Google's Wi-Fi not good enough for its home town

Mountain View fed up with poor connectivity, installs hotspots

The essential guide to IT transformation

Google's offer of free Wi-Fi to its home city of Mountain View isn't good enough for residents who have been struggling to make use of the overloaded service – but now they're finally getting an alternative.

Google got permission to strap access points to lampposts around Mountain View in 2005, launching the free network a year later, but since then demand has ballooned and the world's largest advertising agency has struggled to keep up.

Now IT World tells us that the city has decided to deploy its own wireless network in City Hall and the local library.

Some parts of Mountain View are still getting decent coverage, but the infrastructure put in by Google clearly can't cope with the proliferation of Wi-Fi-capable devices and the quantity of data they consume.

Google built the network as an experiment, to gain knowledge of the practical limitations of metropolitan Wi-Fi and how to make money out of it, and we'd venture to guess that the latter problem is the bigger challenge.

The original agreement was for five years, but in February 2011 the city granted an additional five years while agreeing to let Google back out with 180 days' notice if conditions changed, on condition that the Chocolate Factory handed the infrastructure over to the city.

But there's been no significant improvement in the capacity, as numerous forum postings testify, which has prompted Mountain View (the city, rather than Google) to take action.

Google will continue to provide most of the coverage, with the city's Wi-Fi adding capacity in busy locations.

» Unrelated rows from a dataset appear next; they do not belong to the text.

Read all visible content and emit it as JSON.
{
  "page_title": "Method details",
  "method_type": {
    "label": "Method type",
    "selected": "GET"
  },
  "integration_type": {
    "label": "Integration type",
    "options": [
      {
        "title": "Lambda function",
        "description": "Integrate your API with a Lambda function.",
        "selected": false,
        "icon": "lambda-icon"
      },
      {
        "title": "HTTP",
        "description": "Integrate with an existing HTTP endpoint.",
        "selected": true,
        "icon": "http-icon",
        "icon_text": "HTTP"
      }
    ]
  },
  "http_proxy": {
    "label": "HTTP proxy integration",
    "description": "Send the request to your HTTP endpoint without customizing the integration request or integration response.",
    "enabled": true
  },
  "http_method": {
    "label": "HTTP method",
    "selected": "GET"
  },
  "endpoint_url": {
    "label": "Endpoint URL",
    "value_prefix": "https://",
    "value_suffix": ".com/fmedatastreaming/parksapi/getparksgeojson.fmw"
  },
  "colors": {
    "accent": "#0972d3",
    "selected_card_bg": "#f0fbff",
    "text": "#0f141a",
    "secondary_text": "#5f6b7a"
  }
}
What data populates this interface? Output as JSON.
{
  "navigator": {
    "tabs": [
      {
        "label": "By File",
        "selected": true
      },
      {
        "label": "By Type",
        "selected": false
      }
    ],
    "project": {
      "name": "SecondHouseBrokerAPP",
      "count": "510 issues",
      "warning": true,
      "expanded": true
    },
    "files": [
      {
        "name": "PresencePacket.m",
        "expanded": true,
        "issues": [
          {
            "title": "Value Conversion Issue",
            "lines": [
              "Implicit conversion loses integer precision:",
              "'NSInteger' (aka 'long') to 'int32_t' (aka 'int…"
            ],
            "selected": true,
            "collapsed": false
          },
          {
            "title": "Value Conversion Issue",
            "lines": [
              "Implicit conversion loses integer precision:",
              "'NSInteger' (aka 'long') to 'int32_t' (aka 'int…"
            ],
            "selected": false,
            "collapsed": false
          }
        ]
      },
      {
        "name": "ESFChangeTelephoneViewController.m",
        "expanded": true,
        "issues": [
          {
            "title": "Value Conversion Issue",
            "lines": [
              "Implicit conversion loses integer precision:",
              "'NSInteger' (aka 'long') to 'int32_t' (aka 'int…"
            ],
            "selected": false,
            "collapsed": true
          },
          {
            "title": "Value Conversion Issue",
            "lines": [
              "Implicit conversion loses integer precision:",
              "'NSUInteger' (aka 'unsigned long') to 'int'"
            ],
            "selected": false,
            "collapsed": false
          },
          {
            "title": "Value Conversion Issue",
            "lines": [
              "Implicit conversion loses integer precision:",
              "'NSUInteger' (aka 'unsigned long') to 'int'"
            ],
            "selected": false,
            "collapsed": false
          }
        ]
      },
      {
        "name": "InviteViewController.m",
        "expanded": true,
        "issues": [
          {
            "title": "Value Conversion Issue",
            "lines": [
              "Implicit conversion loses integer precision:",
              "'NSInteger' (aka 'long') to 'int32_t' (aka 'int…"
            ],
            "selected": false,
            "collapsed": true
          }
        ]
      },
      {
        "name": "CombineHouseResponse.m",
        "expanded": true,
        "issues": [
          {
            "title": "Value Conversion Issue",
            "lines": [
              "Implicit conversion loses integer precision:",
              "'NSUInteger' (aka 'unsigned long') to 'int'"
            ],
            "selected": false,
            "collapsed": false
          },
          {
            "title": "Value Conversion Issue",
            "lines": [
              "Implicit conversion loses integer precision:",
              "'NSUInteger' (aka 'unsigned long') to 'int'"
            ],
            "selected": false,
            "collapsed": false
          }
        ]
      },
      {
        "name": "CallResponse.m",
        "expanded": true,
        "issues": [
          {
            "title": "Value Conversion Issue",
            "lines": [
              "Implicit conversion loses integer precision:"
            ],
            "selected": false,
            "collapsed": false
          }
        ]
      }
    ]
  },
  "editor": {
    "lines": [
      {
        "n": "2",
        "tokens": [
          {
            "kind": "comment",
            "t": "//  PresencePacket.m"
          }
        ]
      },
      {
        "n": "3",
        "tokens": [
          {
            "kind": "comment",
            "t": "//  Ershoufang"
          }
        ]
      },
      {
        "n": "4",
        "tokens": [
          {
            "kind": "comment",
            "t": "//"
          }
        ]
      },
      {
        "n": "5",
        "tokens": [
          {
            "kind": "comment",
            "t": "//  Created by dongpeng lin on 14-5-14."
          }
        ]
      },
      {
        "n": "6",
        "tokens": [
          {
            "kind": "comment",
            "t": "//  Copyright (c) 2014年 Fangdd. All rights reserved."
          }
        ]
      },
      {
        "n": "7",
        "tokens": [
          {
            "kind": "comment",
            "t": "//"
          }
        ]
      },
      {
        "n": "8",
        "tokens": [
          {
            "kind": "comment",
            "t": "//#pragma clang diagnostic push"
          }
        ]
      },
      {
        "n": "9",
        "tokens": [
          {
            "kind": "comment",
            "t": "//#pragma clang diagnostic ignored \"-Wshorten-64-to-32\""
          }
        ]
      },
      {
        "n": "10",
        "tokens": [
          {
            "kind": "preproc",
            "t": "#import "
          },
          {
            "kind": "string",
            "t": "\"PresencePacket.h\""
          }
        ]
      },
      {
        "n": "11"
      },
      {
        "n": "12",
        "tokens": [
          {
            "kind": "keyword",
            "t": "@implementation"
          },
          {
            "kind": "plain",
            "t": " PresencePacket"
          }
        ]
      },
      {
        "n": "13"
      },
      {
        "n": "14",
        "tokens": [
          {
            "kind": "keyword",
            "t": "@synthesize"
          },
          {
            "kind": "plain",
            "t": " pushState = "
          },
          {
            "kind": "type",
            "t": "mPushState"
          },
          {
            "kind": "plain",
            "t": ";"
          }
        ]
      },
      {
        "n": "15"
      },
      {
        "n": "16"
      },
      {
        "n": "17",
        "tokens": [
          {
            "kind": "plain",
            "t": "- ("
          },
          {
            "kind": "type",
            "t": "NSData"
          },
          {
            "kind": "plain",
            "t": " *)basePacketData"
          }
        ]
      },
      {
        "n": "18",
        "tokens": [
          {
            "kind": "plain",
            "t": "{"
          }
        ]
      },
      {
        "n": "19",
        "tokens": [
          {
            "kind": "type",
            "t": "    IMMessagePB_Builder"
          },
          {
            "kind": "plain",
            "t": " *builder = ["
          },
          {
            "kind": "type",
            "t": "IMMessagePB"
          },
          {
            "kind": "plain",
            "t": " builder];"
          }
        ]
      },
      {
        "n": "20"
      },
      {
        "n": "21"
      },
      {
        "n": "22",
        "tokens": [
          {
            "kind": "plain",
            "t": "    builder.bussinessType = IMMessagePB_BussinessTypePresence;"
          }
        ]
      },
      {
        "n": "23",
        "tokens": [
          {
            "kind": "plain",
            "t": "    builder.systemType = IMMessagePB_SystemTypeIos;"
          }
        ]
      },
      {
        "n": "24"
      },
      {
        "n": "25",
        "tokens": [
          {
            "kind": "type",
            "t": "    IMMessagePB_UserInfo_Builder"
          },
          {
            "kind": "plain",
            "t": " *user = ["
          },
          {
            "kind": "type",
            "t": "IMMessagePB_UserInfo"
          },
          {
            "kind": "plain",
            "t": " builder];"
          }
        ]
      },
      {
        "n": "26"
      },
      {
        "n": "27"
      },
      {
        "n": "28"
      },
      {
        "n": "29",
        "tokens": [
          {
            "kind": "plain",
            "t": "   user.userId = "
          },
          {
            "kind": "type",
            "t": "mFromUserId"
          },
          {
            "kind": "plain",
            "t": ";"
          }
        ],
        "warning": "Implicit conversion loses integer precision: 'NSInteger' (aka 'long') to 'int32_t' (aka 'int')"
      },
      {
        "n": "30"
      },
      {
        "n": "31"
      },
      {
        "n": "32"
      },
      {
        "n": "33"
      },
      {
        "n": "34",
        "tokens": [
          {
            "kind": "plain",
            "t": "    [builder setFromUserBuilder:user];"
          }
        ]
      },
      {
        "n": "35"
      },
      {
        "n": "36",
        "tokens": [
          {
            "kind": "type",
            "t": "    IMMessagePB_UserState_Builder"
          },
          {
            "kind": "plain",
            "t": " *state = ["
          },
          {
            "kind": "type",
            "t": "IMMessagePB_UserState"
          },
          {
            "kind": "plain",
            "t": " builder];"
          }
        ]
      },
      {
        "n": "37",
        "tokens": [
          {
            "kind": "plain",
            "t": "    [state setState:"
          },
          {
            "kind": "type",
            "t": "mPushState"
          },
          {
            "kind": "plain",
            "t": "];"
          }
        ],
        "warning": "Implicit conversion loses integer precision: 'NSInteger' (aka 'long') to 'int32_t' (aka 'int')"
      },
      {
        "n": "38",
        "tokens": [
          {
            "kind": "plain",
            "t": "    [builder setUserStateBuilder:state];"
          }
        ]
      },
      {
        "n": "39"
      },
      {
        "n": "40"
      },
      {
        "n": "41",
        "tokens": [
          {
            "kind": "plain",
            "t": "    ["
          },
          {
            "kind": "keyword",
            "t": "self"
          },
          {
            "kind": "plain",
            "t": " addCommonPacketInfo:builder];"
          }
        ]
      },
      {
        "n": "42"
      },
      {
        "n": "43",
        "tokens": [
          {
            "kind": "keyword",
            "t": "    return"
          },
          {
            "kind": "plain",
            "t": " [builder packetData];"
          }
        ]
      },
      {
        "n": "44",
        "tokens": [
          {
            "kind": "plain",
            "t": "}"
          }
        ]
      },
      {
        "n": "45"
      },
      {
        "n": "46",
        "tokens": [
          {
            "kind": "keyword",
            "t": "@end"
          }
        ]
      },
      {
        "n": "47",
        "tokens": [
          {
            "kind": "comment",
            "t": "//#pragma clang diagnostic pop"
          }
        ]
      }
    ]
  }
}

At least, until Google decides to throw some more money into what, for all its faults, is one of the first metro-wireless networks in America – and one of the very few originals still in operation. ®

Secure remote control for conventional and virtual desktops

More from The Register

next story
Déjà vu: Virgin Media jacks up broadband prices
Screw copper phone lines, we're UNIQUE, bleats telco
NBN Co claims 96 mbps download speeds for FTTN trial
Umina trial also delivers 30 mbps uploads, but exact rig used not revealed
UK fuzz want PINCODES on ALL mobile phones
Met Police calls for mandatory passwords on all new mobes
Netflix swallows yet another bitter pill, inks peering deal with TWC
Net neutrality crusader once again pays up for priority access
New Sprint CEO says he will lower axe on staff – but prices come first
'Very disruptive' new rates to be revealed next week
EE: STILL Blighty's best mobe network, says 'Frappucino' Moore
Fresh round of network stats fisticuffs possibly on the cards here
US TV stations bowl sueball directly at FCC's spectrum mega-sale
Broadcasters upset about coverage and cost as they shift up and down the dials
ROAD TRIP! An FCC road trip – Leahy demands net neutrality debate across US
You crashed watchdog's site, now time to crash its ears
prev story

Whitepapers

Implementing global e-invoicing with guaranteed legal certainty
Explaining the role local tax compliance plays in successful supply chain management and e-business and how leading global brands are addressing this.
7 Elements of Radically Simple OS Migration
Avoid the typical headaches of OS migration during your next project by learning about 7 elements of radically simple OS migration.
BYOD's dark side: Data protection
An endpoint data protection solution that adds value to the user and the organization so it can protect itself from data loss as well as leverage corporate data.
Consolidation: The Foundation for IT Business Transformation
In this whitepaper learn how effective consolidation of IT and business resources can enable multiple, meaningful business benefits.
High Performance for All
While HPC is not new, it has traditionally been seen as a specialist area – is it now geared up to meet more mainstream requirements?